This might sound elementary, and it is. Doesn't mean most people are proficient in it. What I'm talking about is the cliche of having "body awareness". I first realized the power of this tool during a general yoga class. At the end of the class, we went through a meditation exercise of doing a body scan, focusing on each part of the body separately and essentially taking inventory. Later on in my years practicing as a physical therapist, I started to realize that the patients with any meditation experience, seemed to have a better grasp on inhibiting and isolating muscles, an integral part in retraining the body for better alignment. Having a better awareness between the brain and muscles or "neuromuscular" connection allows us to selectively activate muscles, giving us the ability to strengthen our weaknesses and inhibit our overactive muscles.
Here are 3 ways to improve your body awareness:
1) When working out, notice which muscles you are using instead of just getting through the motion. It might surprise you that you might not actually be using the intended muscles for that exercise.
2) When laying down at night, notice any aches and pains you have in a resting position and if you can change those sensations by changing positions
3) Notice your default positions in sitting, standing, and lying down. Do you like to stand with more weight on one leg than the other? Do you seem to lie with one side of your back lifted off the bed? Do you like to cross your legs in sitting always in one direction?

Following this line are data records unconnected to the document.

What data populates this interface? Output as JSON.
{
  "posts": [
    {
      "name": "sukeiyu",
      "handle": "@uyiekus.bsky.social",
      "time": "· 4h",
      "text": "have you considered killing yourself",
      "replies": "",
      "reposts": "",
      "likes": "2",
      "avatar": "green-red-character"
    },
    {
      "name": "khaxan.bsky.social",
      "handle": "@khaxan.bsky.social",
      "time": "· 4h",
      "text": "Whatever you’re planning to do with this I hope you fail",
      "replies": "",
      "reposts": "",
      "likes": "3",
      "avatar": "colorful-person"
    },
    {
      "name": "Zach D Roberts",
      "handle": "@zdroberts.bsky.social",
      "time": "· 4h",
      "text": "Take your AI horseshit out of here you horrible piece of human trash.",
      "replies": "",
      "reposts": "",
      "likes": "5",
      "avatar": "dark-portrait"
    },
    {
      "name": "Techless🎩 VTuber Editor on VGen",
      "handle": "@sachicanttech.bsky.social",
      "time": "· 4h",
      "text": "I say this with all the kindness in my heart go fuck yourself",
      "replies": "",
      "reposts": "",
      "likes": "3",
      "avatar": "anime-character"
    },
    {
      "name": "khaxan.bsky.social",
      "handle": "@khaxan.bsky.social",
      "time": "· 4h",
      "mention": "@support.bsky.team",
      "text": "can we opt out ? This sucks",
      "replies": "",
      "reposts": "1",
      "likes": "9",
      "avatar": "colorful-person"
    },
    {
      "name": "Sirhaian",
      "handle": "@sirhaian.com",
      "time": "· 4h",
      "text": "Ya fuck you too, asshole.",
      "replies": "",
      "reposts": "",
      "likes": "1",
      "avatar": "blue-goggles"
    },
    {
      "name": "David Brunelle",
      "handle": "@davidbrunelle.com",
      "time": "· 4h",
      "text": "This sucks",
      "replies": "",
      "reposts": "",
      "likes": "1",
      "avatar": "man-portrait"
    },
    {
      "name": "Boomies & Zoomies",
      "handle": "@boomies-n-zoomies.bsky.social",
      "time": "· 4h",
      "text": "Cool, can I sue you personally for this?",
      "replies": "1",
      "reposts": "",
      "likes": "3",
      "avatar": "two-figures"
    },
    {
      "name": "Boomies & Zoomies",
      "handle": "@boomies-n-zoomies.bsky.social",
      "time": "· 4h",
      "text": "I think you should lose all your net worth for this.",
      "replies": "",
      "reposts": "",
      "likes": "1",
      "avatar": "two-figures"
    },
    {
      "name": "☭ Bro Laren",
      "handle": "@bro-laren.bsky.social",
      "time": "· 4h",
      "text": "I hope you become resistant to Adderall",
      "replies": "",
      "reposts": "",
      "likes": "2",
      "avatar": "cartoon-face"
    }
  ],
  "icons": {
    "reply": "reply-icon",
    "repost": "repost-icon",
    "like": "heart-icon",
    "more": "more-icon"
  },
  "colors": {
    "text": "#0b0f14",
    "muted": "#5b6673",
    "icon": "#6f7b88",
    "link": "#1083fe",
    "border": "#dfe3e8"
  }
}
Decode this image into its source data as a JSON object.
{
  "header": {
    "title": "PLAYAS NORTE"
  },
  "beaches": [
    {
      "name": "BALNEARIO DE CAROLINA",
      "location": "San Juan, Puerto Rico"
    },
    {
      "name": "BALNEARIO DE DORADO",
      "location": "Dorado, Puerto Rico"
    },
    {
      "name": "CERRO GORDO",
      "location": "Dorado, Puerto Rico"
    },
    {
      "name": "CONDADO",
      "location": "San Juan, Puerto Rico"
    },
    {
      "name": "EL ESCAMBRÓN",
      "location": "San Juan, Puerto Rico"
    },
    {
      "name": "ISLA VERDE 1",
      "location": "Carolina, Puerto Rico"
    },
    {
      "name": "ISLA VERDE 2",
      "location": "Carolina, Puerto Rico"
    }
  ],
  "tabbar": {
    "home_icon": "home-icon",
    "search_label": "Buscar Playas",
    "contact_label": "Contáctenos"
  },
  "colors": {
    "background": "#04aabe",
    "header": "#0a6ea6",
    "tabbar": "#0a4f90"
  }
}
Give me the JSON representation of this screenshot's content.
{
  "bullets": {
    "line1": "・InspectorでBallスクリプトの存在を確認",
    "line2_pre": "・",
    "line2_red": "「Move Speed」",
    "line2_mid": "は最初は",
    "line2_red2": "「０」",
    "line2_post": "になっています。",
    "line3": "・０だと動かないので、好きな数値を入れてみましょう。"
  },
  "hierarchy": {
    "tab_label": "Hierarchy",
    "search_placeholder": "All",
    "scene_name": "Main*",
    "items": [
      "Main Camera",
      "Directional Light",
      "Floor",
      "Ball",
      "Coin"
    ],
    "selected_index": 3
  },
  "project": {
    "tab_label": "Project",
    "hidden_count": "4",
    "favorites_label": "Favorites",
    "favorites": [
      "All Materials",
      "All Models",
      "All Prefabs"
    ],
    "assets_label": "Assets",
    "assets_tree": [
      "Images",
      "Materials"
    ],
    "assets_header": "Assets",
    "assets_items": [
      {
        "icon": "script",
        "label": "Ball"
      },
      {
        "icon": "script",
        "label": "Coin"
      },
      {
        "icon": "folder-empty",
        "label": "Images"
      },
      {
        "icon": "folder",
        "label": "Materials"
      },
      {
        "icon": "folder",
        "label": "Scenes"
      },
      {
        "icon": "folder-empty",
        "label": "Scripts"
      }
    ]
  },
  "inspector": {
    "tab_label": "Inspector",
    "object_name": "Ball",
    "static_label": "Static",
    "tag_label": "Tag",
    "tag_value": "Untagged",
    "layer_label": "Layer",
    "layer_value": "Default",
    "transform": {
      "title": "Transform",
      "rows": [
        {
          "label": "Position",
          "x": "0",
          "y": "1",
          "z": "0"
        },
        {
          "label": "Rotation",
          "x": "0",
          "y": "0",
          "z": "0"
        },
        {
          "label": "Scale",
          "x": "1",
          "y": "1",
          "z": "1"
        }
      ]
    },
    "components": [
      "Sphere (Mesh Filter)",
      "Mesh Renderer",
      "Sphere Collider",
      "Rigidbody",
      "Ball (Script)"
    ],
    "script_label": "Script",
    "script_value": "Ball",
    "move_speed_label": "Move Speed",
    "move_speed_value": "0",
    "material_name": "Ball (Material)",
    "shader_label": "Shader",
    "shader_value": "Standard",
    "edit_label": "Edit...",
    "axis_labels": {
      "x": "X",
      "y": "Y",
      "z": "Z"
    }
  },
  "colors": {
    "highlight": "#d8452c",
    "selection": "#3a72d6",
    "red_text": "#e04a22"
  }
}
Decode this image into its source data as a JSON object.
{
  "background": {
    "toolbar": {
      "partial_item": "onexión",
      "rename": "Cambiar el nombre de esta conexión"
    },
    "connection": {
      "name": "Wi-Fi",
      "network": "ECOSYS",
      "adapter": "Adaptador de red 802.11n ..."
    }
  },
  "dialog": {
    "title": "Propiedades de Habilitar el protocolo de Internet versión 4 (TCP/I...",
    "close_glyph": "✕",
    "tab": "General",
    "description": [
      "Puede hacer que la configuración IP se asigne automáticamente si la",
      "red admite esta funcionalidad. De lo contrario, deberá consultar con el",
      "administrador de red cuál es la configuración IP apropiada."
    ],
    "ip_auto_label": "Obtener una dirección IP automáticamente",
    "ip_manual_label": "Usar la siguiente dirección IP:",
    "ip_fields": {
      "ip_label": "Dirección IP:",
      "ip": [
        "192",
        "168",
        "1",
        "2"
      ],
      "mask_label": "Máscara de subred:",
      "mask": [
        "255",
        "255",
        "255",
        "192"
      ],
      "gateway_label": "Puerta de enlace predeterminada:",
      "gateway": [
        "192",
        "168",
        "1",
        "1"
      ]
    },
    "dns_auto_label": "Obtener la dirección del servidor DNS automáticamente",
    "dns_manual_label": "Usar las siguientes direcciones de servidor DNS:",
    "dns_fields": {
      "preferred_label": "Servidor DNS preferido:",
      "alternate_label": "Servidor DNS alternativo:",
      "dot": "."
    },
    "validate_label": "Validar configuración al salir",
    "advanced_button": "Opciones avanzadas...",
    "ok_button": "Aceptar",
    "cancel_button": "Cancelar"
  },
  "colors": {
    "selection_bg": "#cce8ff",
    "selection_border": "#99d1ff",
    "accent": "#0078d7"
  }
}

Dr. Joshua Mazalian, DPT, OCS, CSCS is the owner of JAM Sports and Spine in Los Angeles and specializes in sports and orthopedic physical therapy. You can reach him on Twitter @jamsportsPT and Facebook as well as email at firstname.lastname@example.org